** Problem to work on **
The listing below is to be given again in full and word for word, without its images.

** Data to examine **
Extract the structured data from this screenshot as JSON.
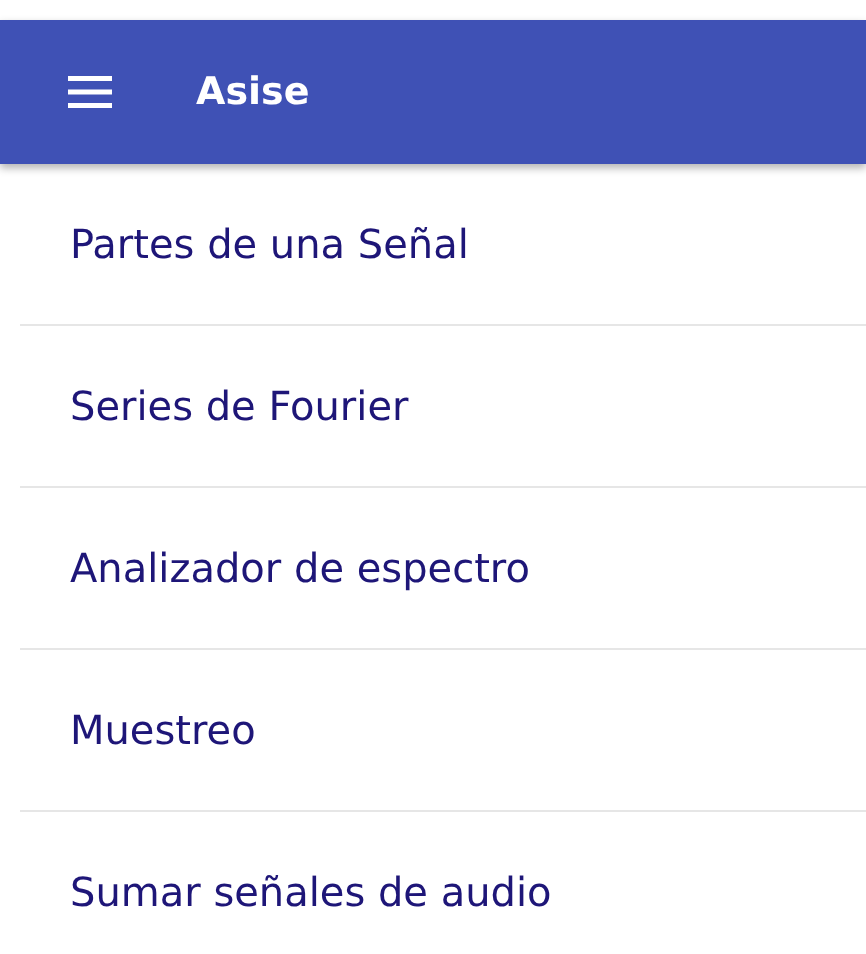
{
  "app_bar": {
    "title": "Asise"
  },
  "menu_items": [
    {
      "label": "Partes de una Señal"
    },
    {
      "label": "Series de Fourier"
    },
    {
      "label": "Analizador de espectro"
    },
    {
      "label": "Muestreo"
    },
    {
      "label": "Sumar señales de audio"
    }
  ]
}
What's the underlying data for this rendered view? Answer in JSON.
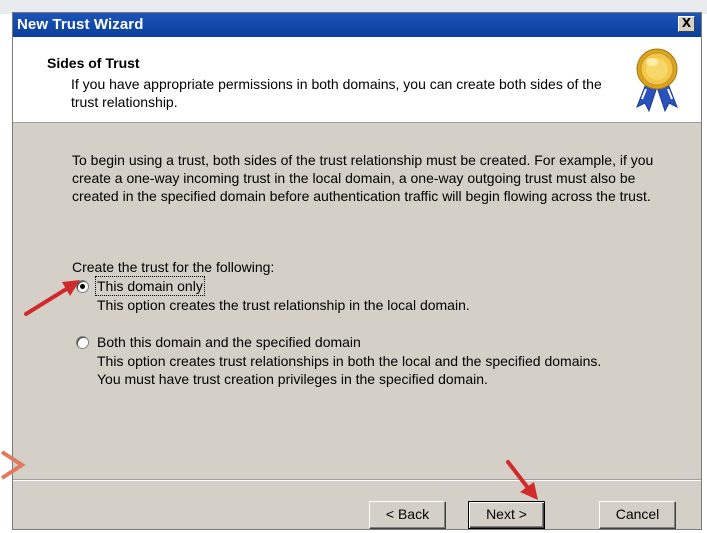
{
  "window": {
    "title": "New Trust Wizard",
    "close_label": "X"
  },
  "header": {
    "title": "Sides of Trust",
    "description": "If you have appropriate permissions in both domains, you can create both sides of the trust relationship.",
    "icon": "award-medal-icon"
  },
  "body": {
    "intro": "To begin using a trust, both sides of the trust relationship must be created. For example, if you create a one-way incoming trust in the local domain, a one-way outgoing trust must also be created in the specified domain before authentication traffic will begin flowing across the trust.",
    "prompt": "Create the trust for the following:",
    "options": [
      {
        "label": "This domain only",
        "description": "This option creates the trust relationship in the local domain.",
        "selected": true
      },
      {
        "label": "Both this domain and the specified domain",
        "description_line1": "This option creates trust relationships in both the local and the specified domains.",
        "description_line2": "You must have trust creation privileges in the specified domain.",
        "selected": false
      }
    ]
  },
  "buttons": {
    "back": "< Back",
    "next": "Next >",
    "cancel": "Cancel"
  },
  "annotation_color": "#d12a2a",
  "title_bar_color": "#0a3f9c"
}
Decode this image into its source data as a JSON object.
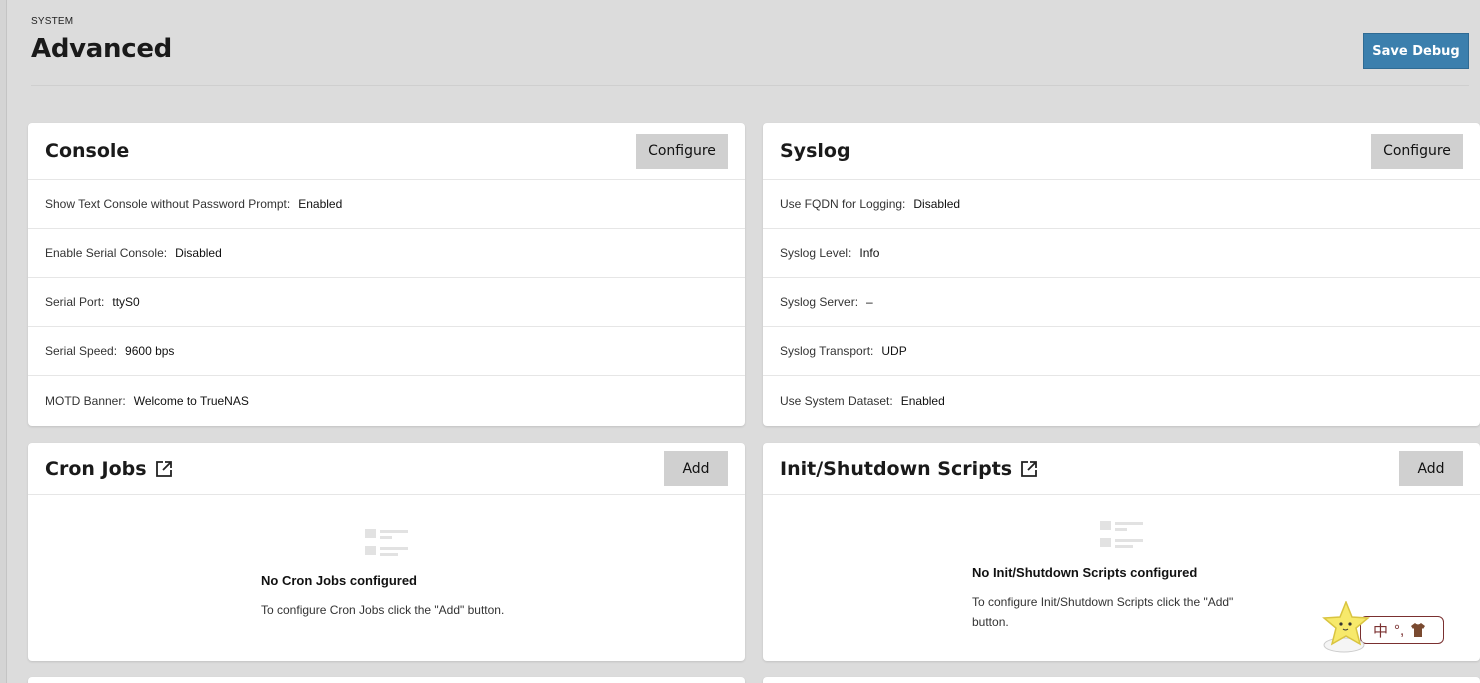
{
  "header": {
    "breadcrumb": "SYSTEM",
    "title": "Advanced",
    "save_debug_label": "Save Debug"
  },
  "console": {
    "title": "Console",
    "button": "Configure",
    "rows": [
      {
        "label": "Show Text Console without Password Prompt:",
        "value": "Enabled"
      },
      {
        "label": "Enable Serial Console:",
        "value": "Disabled"
      },
      {
        "label": "Serial Port:",
        "value": "ttyS0"
      },
      {
        "label": "Serial Speed:",
        "value": "9600 bps"
      },
      {
        "label": "MOTD Banner:",
        "value": "Welcome to TrueNAS"
      }
    ]
  },
  "syslog": {
    "title": "Syslog",
    "button": "Configure",
    "rows": [
      {
        "label": "Use FQDN for Logging:",
        "value": "Disabled"
      },
      {
        "label": "Syslog Level:",
        "value": "Info"
      },
      {
        "label": "Syslog Server:",
        "value": "–"
      },
      {
        "label": "Syslog Transport:",
        "value": "UDP"
      },
      {
        "label": "Use System Dataset:",
        "value": "Enabled"
      }
    ]
  },
  "cron": {
    "title": "Cron Jobs",
    "button": "Add",
    "empty_title": "No Cron Jobs configured",
    "empty_desc": "To configure Cron Jobs click the \"Add\" button."
  },
  "init": {
    "title": "Init/Shutdown Scripts",
    "button": "Add",
    "empty_title": "No Init/Shutdown Scripts configured",
    "empty_desc": "To configure Init/Shutdown Scripts click the \"Add\" button."
  },
  "ime": {
    "char": "中",
    "symbols": "°,"
  },
  "colors": {
    "accent": "#3b7fad",
    "page_bg": "#dcdcdc",
    "button_gray": "#d0d0d0"
  }
}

** Exercise output **
Extract the structured data from this screenshot as JSON.
{
  "app_bar": {
    "title": "Asise"
  },
  "menu_items": [
    {
      "label": "Partes de una Señal"
    },
    {
      "label": "Series de Fourier"
    },
    {
      "label": "Analizador de espectro"
    },
    {
      "label": "Muestreo"
    },
    {
      "label": "Sumar señales de audio"
    }
  ]
}
What's the underlying data for this rendered view? Answer in JSON.
{
  "window": {
    "title": "New Trust Wizard",
    "close_label": "X"
  },
  "header": {
    "title": "Sides of Trust",
    "description": "If you have appropriate permissions in both domains, you can create both sides of the trust relationship.",
    "icon": "award-medal-icon"
  },
  "body": {
    "intro": "To begin using a trust, both sides of the trust relationship must be created. For example, if you create a one-way incoming trust in the local domain, a one-way outgoing trust must also be created in the specified domain before authentication traffic will begin flowing across the trust.",
    "prompt": "Create the trust for the following:",
    "options": [
      {
        "label": "This domain only",
        "description": "This option creates the trust relationship in the local domain.",
        "selected": true
      },
      {
        "label": "Both this domain and the specified domain",
        "description_line1": "This option creates trust relationships in both the local and the specified domains.",
        "description_line2": "You must have trust creation privileges in the specified domain.",
        "selected": false
      }
    ]
  },
  "buttons": {
    "back": "< Back",
    "next": "Next >",
    "cancel": "Cancel"
  },
  "annotation_color": "#d12a2a",
  "title_bar_color": "#0a3f9c"
}
Decode this image into its source data as a JSON object.
{
  "header": {
    "breadcrumb": "SYSTEM",
    "title": "Advanced",
    "save_debug_label": "Save Debug"
  },
  "console": {
    "title": "Console",
    "button": "Configure",
    "rows": [
      {
        "label": "Show Text Console without Password Prompt:",
        "value": "Enabled"
      },
      {
        "label": "Enable Serial Console:",
        "value": "Disabled"
      },
      {
        "label": "Serial Port:",
        "value": "ttyS0"
      },
      {
        "label": "Serial Speed:",
        "value": "9600 bps"
      },
      {
        "label": "MOTD Banner:",
        "value": "Welcome to TrueNAS"
      }
    ]
  },
  "syslog": {
    "title": "Syslog",
    "button": "Configure",
    "rows": [
      {
        "label": "Use FQDN for Logging:",
        "value": "Disabled"
      },
      {
        "label": "Syslog Level:",
        "value": "Info"
      },
      {
        "label": "Syslog Server:",
        "value": "–"
      },
      {
        "label": "Syslog Transport:",
        "value": "UDP"
      },
      {
        "label": "Use System Dataset:",
        "value": "Enabled"
      }
    ]
  },
  "cron": {
    "title": "Cron Jobs",
    "button": "Add",
    "empty_title": "No Cron Jobs configured",
    "empty_desc": "To configure Cron Jobs click the \"Add\" button."
  },
  "init": {
    "title": "Init/Shutdown Scripts",
    "button": "Add",
    "empty_title": "No Init/Shutdown Scripts configured",
    "empty_desc": "To configure Init/Shutdown Scripts click the \"Add\" button."
  },
  "ime": {
    "char": "中",
    "symbols": "°,"
  },
  "colors": {
    "accent": "#3b7fad",
    "page_bg": "#dcdcdc",
    "button_gray": "#d0d0d0"
  }
}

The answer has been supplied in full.